The artificial sweetener in question is sucralose, sold under the brand name Splenda. Sucralose is 600 times sweeter than sugar and can be found in many baked goods, soda, chewing gum, gelatins, and frozen dairy desserts.

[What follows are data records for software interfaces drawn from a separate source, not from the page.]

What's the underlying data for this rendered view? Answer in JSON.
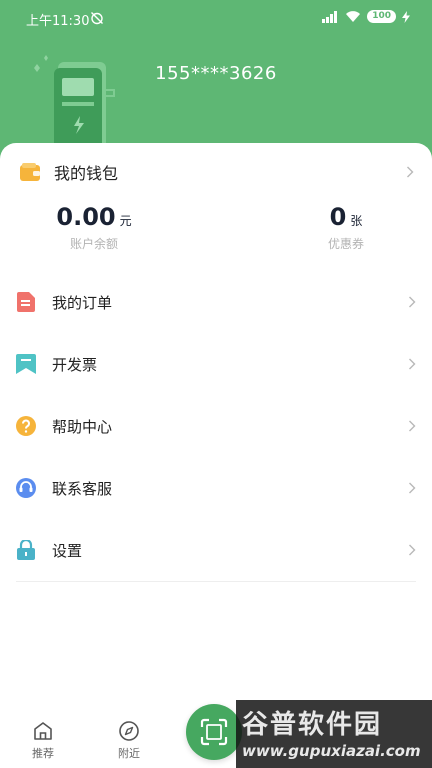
{
  "status_bar": {
    "time": "上午11:30",
    "battery": "100"
  },
  "header": {
    "phone": "155****3626"
  },
  "wallet": {
    "title": "我的钱包",
    "balance_value": "0.00",
    "balance_unit": "元",
    "balance_label": "账户余额",
    "coupon_value": "0",
    "coupon_unit": "张",
    "coupon_label": "优惠券"
  },
  "menu": {
    "items": [
      {
        "label": "我的订单",
        "icon": "order-icon",
        "color": "#f0726b"
      },
      {
        "label": "开发票",
        "icon": "invoice-icon",
        "color": "#4fc3c5"
      },
      {
        "label": "帮助中心",
        "icon": "help-icon",
        "color": "#f6b43b"
      },
      {
        "label": "联系客服",
        "icon": "customer-service-icon",
        "color": "#5b8def"
      },
      {
        "label": "设置",
        "icon": "settings-icon",
        "color": "#4ab2c8"
      }
    ]
  },
  "tabbar": {
    "home_label": "推荐",
    "nearby_label": "附近"
  },
  "watermark": {
    "text": "谷普软件园",
    "url": "www.gupuxiazai.com"
  },
  "colors": {
    "brand_green": "#5eb774",
    "wallet_yellow": "#f6b43b"
  }
}
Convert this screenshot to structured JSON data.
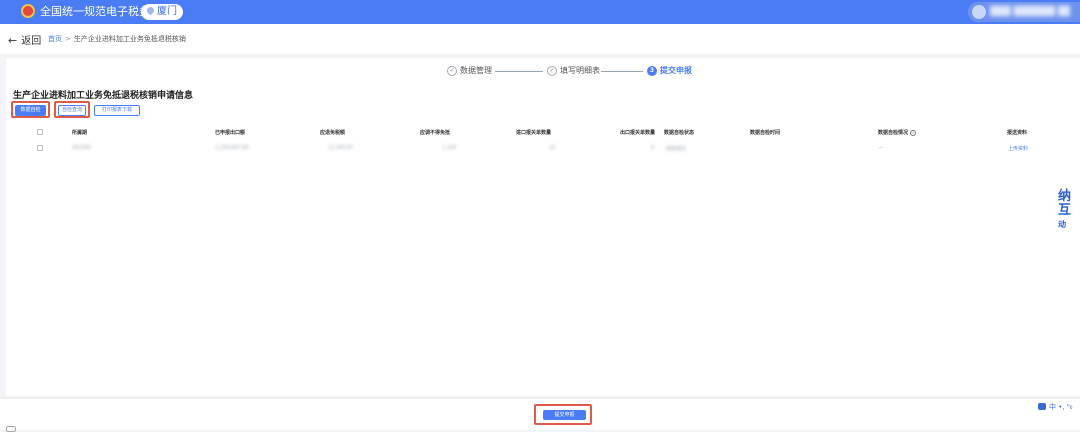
{
  "header": {
    "site_title": "全国统一规范电子税务局",
    "region": "厦门",
    "user_name": "███ ██████ ████"
  },
  "breadcrumb": {
    "back": "返回",
    "home": "首页",
    "separator": ">",
    "current": "生产企业进料加工业务免抵退税核销"
  },
  "steps": [
    {
      "label": "数据管理",
      "status": "done"
    },
    {
      "label": "填写明细表",
      "status": "done"
    },
    {
      "label": "提交申报",
      "status": "active",
      "number": "3"
    }
  ],
  "section_title": "生产企业进料加工业务免抵退税核销申请信息",
  "buttons": {
    "data_check": "数据自检",
    "check_query": "自检查询",
    "print_download": "打印报表下载",
    "submit": "提交申报"
  },
  "table": {
    "columns": [
      "所属期",
      "已申报出口额",
      "应退免税额",
      "应调不得免抵",
      "进口报关单数量",
      "出口报关单数量",
      "数据自检状态",
      "数据自检时间",
      "数据自检情况",
      "报送资料"
    ],
    "row": [
      "202306",
      "1,234,567.89",
      "12,345.67",
      "1,234",
      "16",
      "8",
      "自检成功",
      "",
      "--",
      "上传资料"
    ]
  },
  "float_tab": [
    "纳",
    "互",
    "动"
  ],
  "ime": {
    "lang": "中",
    "symbols": "•, ⁰₀"
  },
  "colors": {
    "primary": "#4a7cf5",
    "highlight": "#e05a4a",
    "topbar": "#4a7cf5"
  }
}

A 2020 study showed that Splenda was easily Americans' most preferred sugar substitute, with 51.4% of the population using it. The next popular was Sweet'N Low, which contains saccharin, at 25%.
North Carolina State University researchers looked particularly at sucralose-6-acetate, one of the fat-soluble compounds produced when sucralose is broken down (metabolized) in the body, to determine how it affects the body, particularly DNA. They'd already studied sucralose metabolism back in 2018, which is how they knew about the existence of sucralose-6-acetate.